■ Data for this task

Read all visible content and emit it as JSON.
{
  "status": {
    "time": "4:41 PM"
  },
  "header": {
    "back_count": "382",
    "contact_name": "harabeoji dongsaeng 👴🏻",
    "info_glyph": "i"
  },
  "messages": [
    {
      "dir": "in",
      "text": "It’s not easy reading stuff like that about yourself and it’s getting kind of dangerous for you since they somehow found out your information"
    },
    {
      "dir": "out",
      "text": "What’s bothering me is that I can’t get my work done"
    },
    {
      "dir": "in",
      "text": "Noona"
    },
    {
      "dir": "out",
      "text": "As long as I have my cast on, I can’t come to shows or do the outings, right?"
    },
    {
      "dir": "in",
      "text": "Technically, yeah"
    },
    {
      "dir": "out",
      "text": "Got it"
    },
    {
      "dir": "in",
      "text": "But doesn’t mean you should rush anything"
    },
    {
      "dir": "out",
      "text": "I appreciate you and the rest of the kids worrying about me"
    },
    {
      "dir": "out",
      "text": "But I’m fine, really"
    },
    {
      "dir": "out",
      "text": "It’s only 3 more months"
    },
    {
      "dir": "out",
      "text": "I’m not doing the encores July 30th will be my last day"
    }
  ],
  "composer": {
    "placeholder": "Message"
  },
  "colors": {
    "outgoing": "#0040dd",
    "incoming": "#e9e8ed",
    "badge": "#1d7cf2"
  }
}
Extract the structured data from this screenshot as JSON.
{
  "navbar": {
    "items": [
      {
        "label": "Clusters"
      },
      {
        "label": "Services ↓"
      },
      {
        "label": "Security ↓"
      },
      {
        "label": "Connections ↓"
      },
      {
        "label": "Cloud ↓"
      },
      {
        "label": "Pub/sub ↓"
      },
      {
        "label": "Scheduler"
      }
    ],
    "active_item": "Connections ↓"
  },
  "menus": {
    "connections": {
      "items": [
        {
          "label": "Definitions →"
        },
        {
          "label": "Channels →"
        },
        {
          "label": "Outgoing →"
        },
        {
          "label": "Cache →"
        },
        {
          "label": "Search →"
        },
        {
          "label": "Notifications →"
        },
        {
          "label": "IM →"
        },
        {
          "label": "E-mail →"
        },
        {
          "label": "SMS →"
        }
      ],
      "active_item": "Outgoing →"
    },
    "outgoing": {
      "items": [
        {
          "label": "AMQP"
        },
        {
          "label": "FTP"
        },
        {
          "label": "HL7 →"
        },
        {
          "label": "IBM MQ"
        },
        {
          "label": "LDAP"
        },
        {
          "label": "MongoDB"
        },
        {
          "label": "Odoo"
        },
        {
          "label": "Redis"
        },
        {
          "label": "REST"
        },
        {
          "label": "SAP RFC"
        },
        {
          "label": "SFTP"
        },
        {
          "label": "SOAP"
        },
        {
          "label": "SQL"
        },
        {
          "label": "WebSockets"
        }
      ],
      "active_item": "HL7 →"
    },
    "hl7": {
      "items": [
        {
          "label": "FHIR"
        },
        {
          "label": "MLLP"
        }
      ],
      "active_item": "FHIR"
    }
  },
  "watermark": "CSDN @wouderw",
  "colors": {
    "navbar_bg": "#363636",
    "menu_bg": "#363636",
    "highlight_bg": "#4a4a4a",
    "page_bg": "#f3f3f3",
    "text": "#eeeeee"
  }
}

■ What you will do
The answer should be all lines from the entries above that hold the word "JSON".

■ Completed exercise
Read all visible content and emit it as JSON.
Extract the structured data from this screenshot as JSON.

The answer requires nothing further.